Your instructions:
Report every line of the records below that includes the string "value".

[Dataset rows for apps and sites]
= Beginning of Section =

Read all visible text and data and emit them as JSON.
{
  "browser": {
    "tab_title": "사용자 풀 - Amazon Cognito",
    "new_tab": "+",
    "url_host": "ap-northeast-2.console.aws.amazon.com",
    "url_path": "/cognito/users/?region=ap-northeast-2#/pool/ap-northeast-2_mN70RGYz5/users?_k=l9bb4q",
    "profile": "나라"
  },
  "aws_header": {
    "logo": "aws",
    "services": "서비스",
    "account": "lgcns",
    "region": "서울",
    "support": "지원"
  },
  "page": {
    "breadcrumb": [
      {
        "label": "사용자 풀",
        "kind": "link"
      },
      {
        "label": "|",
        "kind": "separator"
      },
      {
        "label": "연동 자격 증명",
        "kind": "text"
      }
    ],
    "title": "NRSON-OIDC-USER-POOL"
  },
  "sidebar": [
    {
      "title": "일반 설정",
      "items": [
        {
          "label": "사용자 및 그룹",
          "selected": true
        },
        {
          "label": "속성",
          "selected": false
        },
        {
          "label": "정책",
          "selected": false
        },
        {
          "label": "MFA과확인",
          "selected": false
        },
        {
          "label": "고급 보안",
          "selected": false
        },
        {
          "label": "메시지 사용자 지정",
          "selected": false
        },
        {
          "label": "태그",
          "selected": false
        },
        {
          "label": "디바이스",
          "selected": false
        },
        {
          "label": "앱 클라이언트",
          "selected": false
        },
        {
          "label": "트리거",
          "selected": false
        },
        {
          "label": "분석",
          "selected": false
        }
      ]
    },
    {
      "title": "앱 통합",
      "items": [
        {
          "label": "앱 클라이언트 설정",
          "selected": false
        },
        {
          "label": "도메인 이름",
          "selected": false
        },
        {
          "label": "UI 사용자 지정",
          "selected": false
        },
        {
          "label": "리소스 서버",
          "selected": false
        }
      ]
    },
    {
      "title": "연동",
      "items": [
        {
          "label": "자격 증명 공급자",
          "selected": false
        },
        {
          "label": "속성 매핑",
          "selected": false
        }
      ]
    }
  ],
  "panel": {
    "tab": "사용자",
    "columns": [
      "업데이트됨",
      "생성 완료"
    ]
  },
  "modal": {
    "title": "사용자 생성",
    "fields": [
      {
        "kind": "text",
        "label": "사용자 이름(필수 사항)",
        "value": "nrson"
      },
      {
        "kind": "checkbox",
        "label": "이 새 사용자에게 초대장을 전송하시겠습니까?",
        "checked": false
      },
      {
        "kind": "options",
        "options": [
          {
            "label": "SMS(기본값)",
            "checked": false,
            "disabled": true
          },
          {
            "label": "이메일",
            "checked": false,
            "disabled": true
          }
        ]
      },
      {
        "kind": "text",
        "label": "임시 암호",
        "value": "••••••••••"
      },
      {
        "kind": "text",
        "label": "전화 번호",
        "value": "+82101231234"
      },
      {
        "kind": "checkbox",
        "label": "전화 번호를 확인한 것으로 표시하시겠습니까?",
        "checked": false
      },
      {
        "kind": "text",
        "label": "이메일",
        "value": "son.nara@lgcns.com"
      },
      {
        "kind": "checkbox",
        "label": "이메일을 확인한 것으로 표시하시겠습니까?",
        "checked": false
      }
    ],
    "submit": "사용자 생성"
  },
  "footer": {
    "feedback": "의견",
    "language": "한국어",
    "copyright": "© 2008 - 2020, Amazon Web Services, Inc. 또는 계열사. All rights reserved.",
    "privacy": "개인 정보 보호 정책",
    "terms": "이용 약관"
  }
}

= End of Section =

Response to the task:
        "value": "nrson"
        "value": "••••••••••"
        "value": "+82101231234"
        "value": "son.nara@lgcns.com"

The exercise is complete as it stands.